Jennifer Fariello, MSN, RNC, CRNP

Adjunct Clinical Faculty Department of Obstetrics and Gynecology University of Pennsylvania Philadelphia, PA

Full Bio
Diabetes patient checking his blood sugar levels with his partner

Diabetes and Sexual Functioning

Ask the Expert


My partner and I both have diabetes and high blood pressure. I often don't feel sexually aroused (and certainly cannot climax), and he cannot hold an erection long enough to please me. Is there some type of sexual act or position that we can explore that will please us both?


Conditions like diabetes and high blood pressure are among the most common chronic health conditions that can affect your sexual functioning. Given that you and your partner have both may create an even greater challenge.

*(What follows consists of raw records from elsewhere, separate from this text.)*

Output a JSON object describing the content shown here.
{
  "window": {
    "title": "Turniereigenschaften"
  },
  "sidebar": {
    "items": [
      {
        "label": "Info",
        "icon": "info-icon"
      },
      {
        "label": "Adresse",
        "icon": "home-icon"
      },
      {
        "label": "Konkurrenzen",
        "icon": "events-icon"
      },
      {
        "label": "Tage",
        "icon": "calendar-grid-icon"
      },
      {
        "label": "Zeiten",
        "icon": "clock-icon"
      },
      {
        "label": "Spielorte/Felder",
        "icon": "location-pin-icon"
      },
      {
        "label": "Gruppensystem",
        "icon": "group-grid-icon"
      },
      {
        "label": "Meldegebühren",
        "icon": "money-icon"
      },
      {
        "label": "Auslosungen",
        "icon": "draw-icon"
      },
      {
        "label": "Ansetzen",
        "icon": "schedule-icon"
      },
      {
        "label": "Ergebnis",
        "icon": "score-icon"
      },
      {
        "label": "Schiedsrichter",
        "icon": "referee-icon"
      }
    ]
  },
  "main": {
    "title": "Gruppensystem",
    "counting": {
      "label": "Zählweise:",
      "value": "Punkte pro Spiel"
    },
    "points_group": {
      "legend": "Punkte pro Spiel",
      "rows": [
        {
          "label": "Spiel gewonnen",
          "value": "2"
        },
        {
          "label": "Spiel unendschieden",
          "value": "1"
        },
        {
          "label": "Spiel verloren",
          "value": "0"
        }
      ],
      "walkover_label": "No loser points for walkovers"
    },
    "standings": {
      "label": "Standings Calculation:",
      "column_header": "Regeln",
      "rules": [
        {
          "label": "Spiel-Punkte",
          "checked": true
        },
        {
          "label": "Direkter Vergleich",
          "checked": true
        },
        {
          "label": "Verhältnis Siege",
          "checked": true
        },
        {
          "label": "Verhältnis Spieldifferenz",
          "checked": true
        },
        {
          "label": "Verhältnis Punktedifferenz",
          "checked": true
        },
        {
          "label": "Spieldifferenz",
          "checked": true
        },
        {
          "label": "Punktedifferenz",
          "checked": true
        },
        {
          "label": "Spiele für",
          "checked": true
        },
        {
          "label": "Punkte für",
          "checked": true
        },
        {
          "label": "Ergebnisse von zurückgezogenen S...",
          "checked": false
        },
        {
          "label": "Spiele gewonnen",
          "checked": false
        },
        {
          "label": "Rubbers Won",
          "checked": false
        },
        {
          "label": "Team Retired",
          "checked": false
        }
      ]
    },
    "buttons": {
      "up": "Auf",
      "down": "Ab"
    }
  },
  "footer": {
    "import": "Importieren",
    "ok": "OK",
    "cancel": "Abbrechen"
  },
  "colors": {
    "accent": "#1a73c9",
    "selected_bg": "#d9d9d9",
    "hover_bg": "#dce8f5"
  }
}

One large study of men with type 2 diabetes found their risk of erectile dysfunction (or not being able to have or maintain an erection) was nearly twice that of men without diabetes. The researchers also found that half the men in the study who had both diabetes and high blood pressure had erectile dysfunction (ED). Other studies find that between 40 and 80 percent of people with diabetes and hypertension (men and women) have sexual problems.

There are many reasons for diabetes' effect on erections. Over time, the disease damages nerves as well as blood vessels, both of which are required for an erection. It can also interfere with the production of nitric oxide, which helps blood vessels dilate (including those in the penis) and is required for erections. Another effect may be reduced levels of the hormone testosterone, also required for erection. One study found that a third of men with type 2 diabetes had low testosterone levels, which the researchers call "a new complication of diabetes."

We understand much less about the mechanisms behind sexual dysfunction in women with diabetes, although we know it exists. One study found sexual dysfunction in 71 percent of married women with type 1 diabetes and 42 percent of women with type 2 diabetes compared to 37 percent of women without diabetes. The disease may have some physical effect on women, such as decreased vaginal lubrication and a predisposition for vaginal infections, which can result in pain during or after intercourse, also called dyspareunia. One large study of women with type 1 diabetes found the women's sexual dysfunction was also closely related to a variety of emotional and lifestyle issues. These included satisfaction with their marriage, understanding of their diabetes, emotional adjustment to their diabetes, the impact of their diabetes treatment on their daily life, and satisfaction with their diabetes treatment.

As for the effects of high blood pressure on sexuality, one culprit may be the medication you're taking. Diuretics and beta blockers, both commonly prescribed for high blood pressure, can also cause sexual problems. We also know that the effects of high blood pressure on blood vessels, such as stiffness and narrowing, can interfere with the ability of the vessels in the penis to fill with blood and remain full. Again, we have less information on the effects of hypertension on women's sexual function.

The good news is that there are treatment options. The first thing your partner may want to consider is a medication for ED. Studies find the three available medications—Viagra (sildenafil), Levitra (vardenafil) and Cialis (tadalafil)—are safe for most men with diabetes and hypertension. An added bonus: If your husband's ED problem improves, you may find your own sexual satisfaction improves. The use of a glycerin-free lubricant may alleviate some of the vaginal dryness and resulting dyspareunia.

The first step, as with most health conditions, is a comprehensive medical evaluation. Your partner should probably see a urologist in addition to his regular health care professional; you may want to talk to a gynecologist or a pelvic and sexual health specialist in addition to your regular health care professional.

In addition to medical approaches, you may want to explore sexual therapy. A trained sex therapist can work with you both to help you discover ways to improve your sexual relationship. To find a qualified therapist in your geographic area, visit the American Association of Sex Educators, Counselors, and Therapists (AASECT) at and click on your state.

You might be interested in